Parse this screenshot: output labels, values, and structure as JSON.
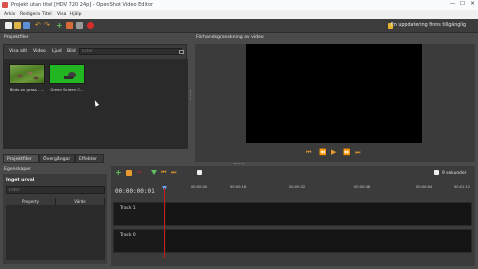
{
  "window": {
    "title": "Projekt utan titel [HDV 720 24p] - OpenShot Video Editor",
    "controls": {
      "minimize": "—",
      "maximize": "☐",
      "close": "✕"
    }
  },
  "menu": [
    "Arkiv",
    "Redigera",
    "Titel",
    "Visa",
    "Hjälp"
  ],
  "toolbar": {
    "icons": [
      "new-project-icon",
      "open-project-icon",
      "save-project-icon",
      "undo-icon",
      "redo-icon",
      "import-files-icon",
      "profile-icon",
      "full-screen-icon",
      "export-video-icon"
    ],
    "update_notice": "En uppdatering finns tillgänglig"
  },
  "project_files": {
    "title": "Projektfiler",
    "filter_tabs": [
      "Visa allt",
      "Video",
      "Ljud",
      "Bild"
    ],
    "filter_placeholder": "Filter",
    "files": [
      {
        "name": "Birds on grass - ..."
      },
      {
        "name": "Green Screen C..."
      }
    ]
  },
  "preview": {
    "title": "Förhandsgranskning av video",
    "buttons": [
      "⏮",
      "⏪",
      "▶",
      "⏩",
      "⏭"
    ]
  },
  "bottom_tabs": [
    "Projektfiler",
    "Övergångar",
    "Effekter"
  ],
  "properties": {
    "title": "Egenskaper",
    "selection": "Inget urval",
    "filter_placeholder": "Filter",
    "columns": [
      "Property",
      "Värde"
    ]
  },
  "timeline": {
    "duration_label": "9 sekunder",
    "zoom_value": "",
    "current_time": "00:00:00:01",
    "ruler_ticks": [
      "00:00:00",
      "00:00:16",
      "00:00:32",
      "00:00:48",
      "00:00:64",
      "00:01:12"
    ],
    "tracks": [
      {
        "name": "Track 1"
      },
      {
        "name": "Track 0"
      }
    ]
  },
  "colors": {
    "accent_orange": "#e79a2d",
    "playhead": "#c41d1d",
    "grass_green": "#5a8f2c",
    "screen_green": "#1fb51f"
  }
}
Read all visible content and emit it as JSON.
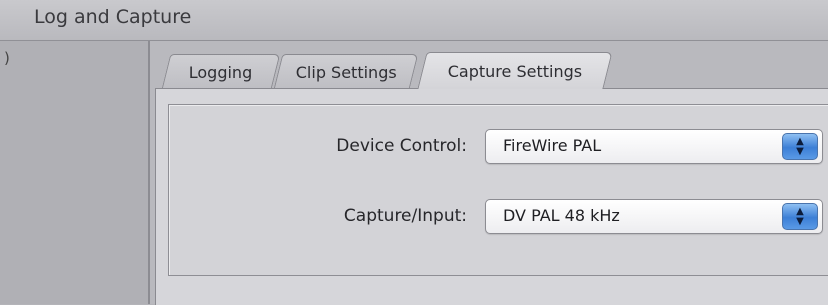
{
  "window": {
    "title": "Log and Capture",
    "left_glyph": ")"
  },
  "tabs": [
    {
      "label": "Logging",
      "active": false
    },
    {
      "label": "Clip Settings",
      "active": false
    },
    {
      "label": "Capture Settings",
      "active": true
    }
  ],
  "capture_settings": {
    "device_control": {
      "label": "Device Control:",
      "selected": "FireWire PAL"
    },
    "capture_input": {
      "label": "Capture/Input:",
      "selected": "DV PAL 48 kHz"
    }
  },
  "icons": {
    "stepper": "up-down-arrows-icon"
  },
  "colors": {
    "accent_stepper": "#3d7fd6",
    "panel_background": "#d6d6da"
  }
}
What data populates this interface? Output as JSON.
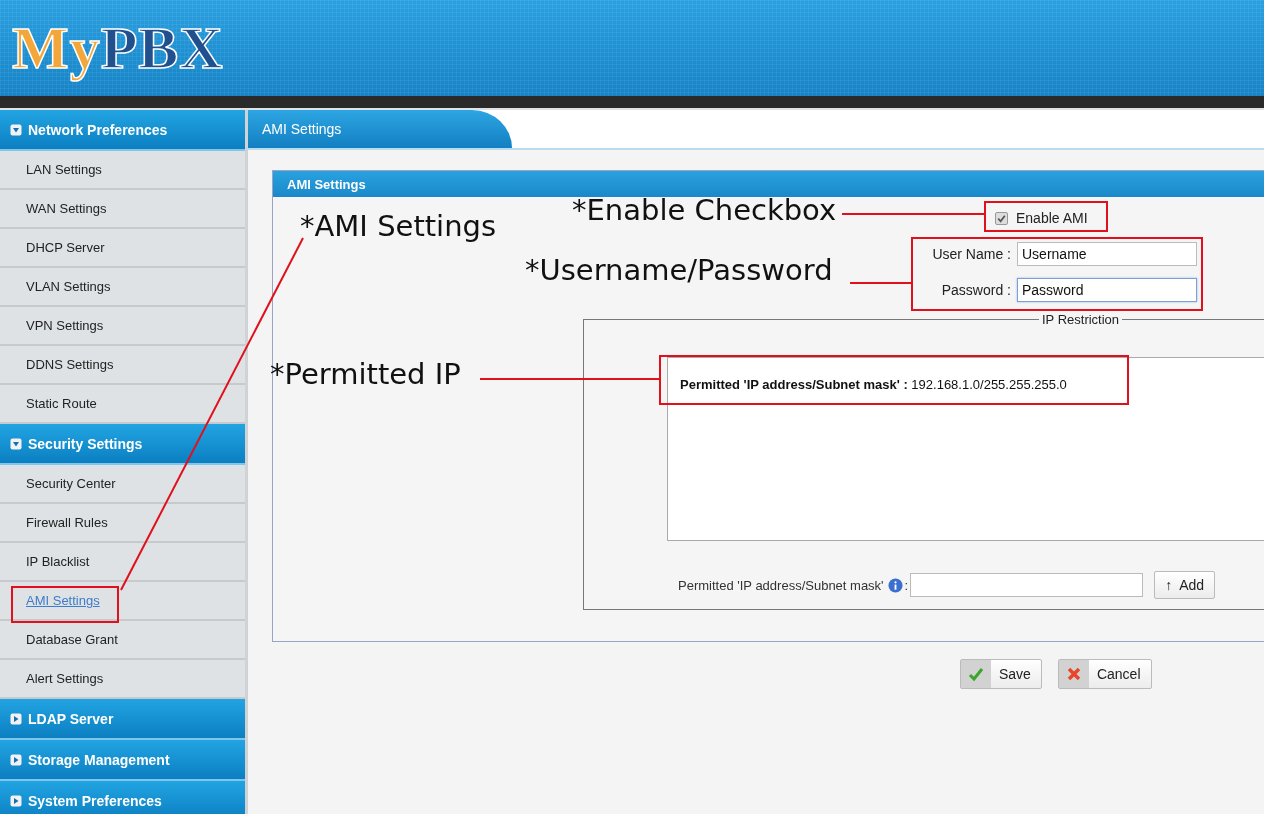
{
  "logo": {
    "first": "My",
    "second": "PBX"
  },
  "sidebar": [
    {
      "label": "Network Preferences",
      "expanded": true,
      "children": [
        {
          "label": "LAN Settings",
          "selected": false
        },
        {
          "label": "WAN Settings",
          "selected": false
        },
        {
          "label": "DHCP Server",
          "selected": false
        },
        {
          "label": "VLAN Settings",
          "selected": false
        },
        {
          "label": "VPN Settings",
          "selected": false
        },
        {
          "label": "DDNS Settings",
          "selected": false
        },
        {
          "label": "Static Route",
          "selected": false
        }
      ]
    },
    {
      "label": "Security Settings",
      "expanded": true,
      "children": [
        {
          "label": "Security Center",
          "selected": false
        },
        {
          "label": "Firewall Rules",
          "selected": false
        },
        {
          "label": "IP Blacklist",
          "selected": false
        },
        {
          "label": "AMI Settings",
          "selected": true
        },
        {
          "label": "Database Grant",
          "selected": false
        },
        {
          "label": "Alert Settings",
          "selected": false
        }
      ]
    },
    {
      "label": "LDAP Server",
      "expanded": false
    },
    {
      "label": "Storage Management",
      "expanded": false
    },
    {
      "label": "System Preferences",
      "expanded": false
    }
  ],
  "tabs": [
    {
      "label": "AMI Settings",
      "selected": true
    }
  ],
  "panel": {
    "title": "AMI Settings",
    "enable": {
      "label": "Enable AMI",
      "checked": true
    },
    "fields": [
      {
        "label": "User Name :",
        "value": "Username",
        "focused": false
      },
      {
        "label": "Password :",
        "value": "Password",
        "focused": true
      }
    ],
    "ip_restriction": {
      "legend": "IP Restriction",
      "entries": [
        "**Permitted 'IP address/Subnet mask' :** 192.168.1.0/255.255.255.0"
      ],
      "add_label": "Permitted 'IP address/Subnet mask'",
      "add_colon": ":",
      "add_button": "↑  Add"
    }
  },
  "buttons": [
    {
      "label": "Save",
      "kind": "save"
    },
    {
      "label": "Cancel",
      "kind": "cancel"
    }
  ],
  "annotations": [
    {
      "text": "*AMI Settings"
    },
    {
      "text": "*Enable Checkbox"
    },
    {
      "text": "*Username/Password"
    },
    {
      "text": "*Permitted IP"
    }
  ]
}
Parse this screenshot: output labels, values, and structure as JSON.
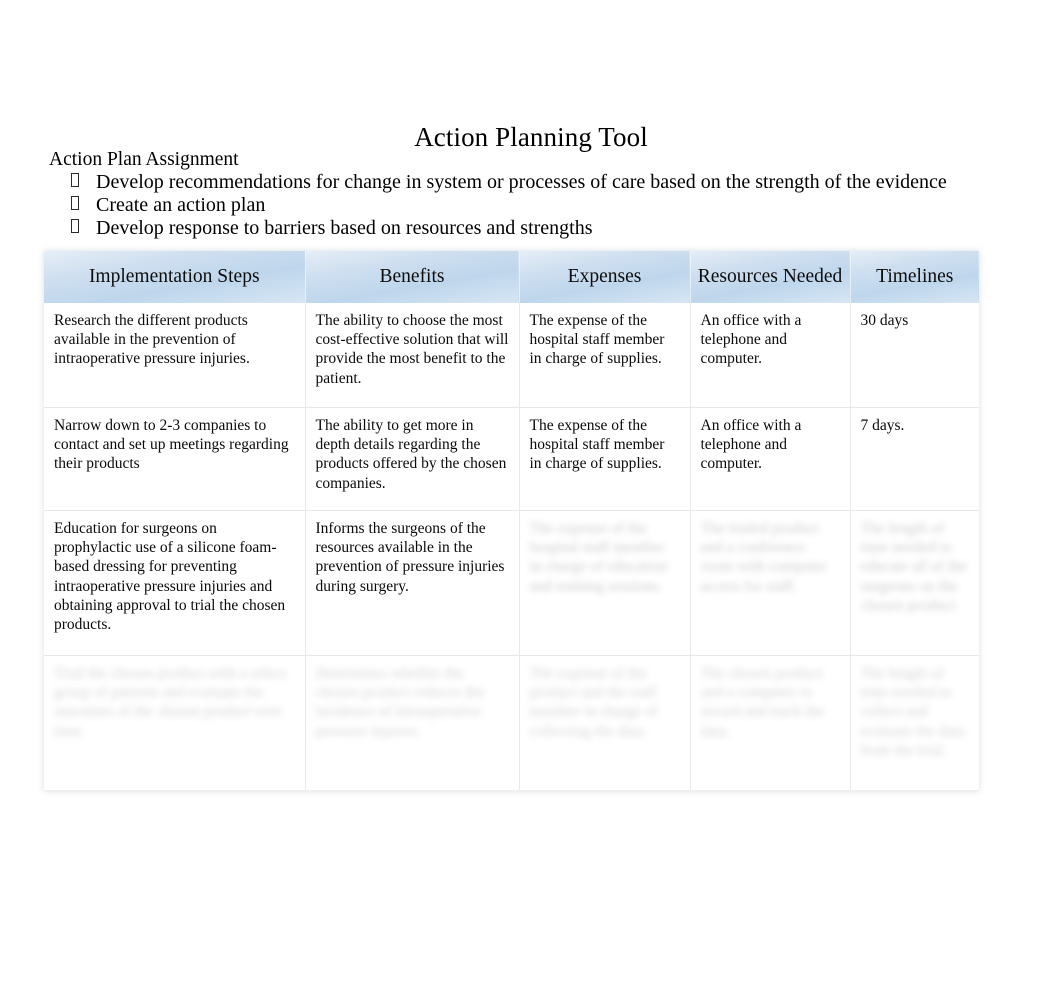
{
  "document": {
    "title": "Action Planning Tool",
    "assignment_heading": "Action Plan Assignment",
    "bullets": [
      "Develop recommendations for change in system or processes of care based on the strength of the evidence",
      "Create an action plan",
      "Develop response to barriers based on resources and strengths"
    ],
    "bullet_glyph": "missing-glyph-box"
  },
  "table": {
    "headers": [
      "Implementation Steps",
      "Benefits",
      "Expenses",
      "Resources Needed",
      "Timelines"
    ],
    "header_fill": "#bed6ec",
    "rows": [
      {
        "legible": true,
        "cells": [
          "Research the different products available in the prevention of intraoperative pressure injuries.",
          "The ability to choose the most cost-effective solution that will provide the most benefit to the patient.",
          "The expense of the hospital staff member in charge of supplies.",
          "An office with a telephone and computer.",
          "30 days"
        ]
      },
      {
        "legible": true,
        "cells": [
          "Narrow down to 2-3 companies to contact and set up meetings regarding their products",
          "The ability to get more in depth details regarding the products offered by the chosen companies.",
          "The expense of the hospital staff member in charge of supplies.",
          "An office with a telephone and computer.",
          "7 days."
        ]
      },
      {
        "legible": "partial",
        "cells": [
          "Education for surgeons on prophylactic use of a silicone foam-based dressing for preventing intraoperative pressure injuries and obtaining approval to trial the chosen products.",
          "Informs the surgeons of the resources available in the prevention of pressure injuries during surgery.",
          "",
          "",
          ""
        ],
        "blurred_cells": [
          2,
          3,
          4
        ]
      },
      {
        "legible": false,
        "cells": [
          "",
          "",
          "",
          "",
          ""
        ],
        "blurred_cells": [
          0,
          1,
          2,
          3,
          4
        ]
      }
    ]
  }
}
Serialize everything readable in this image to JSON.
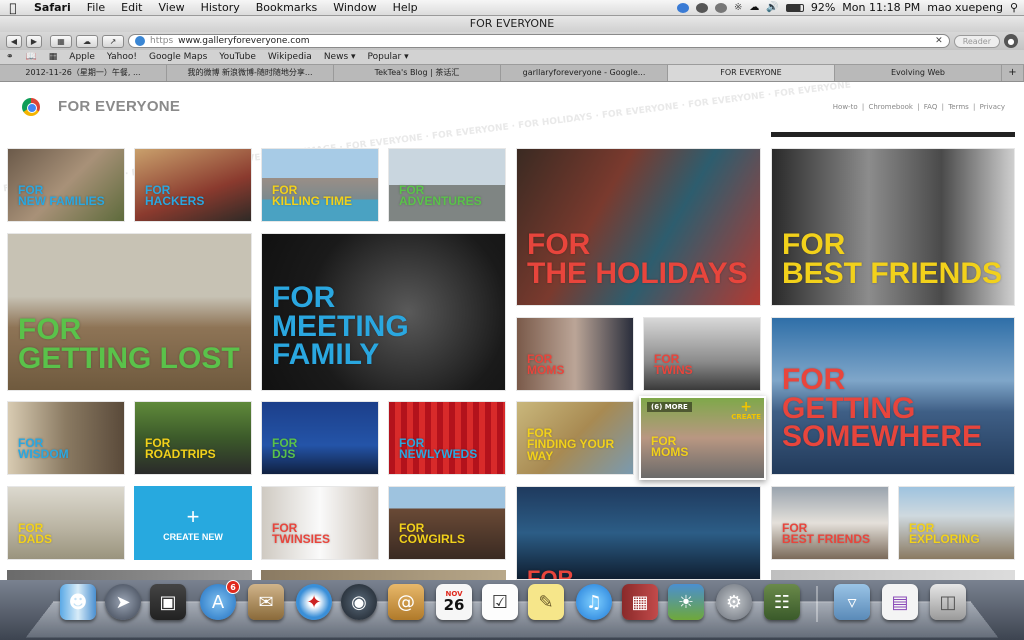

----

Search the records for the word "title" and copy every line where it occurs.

    "title": "Projekt utan titel [HDV 720 24p] - OpenShot Video Editor",
    "title": "Projektfiler",
    "title": "Förhandsgranskning av video",
    "title": "Egenskaper",
    "title": "Log and Capture",
    "title": "AMI Settings",
    "title": "Action Planning Tool",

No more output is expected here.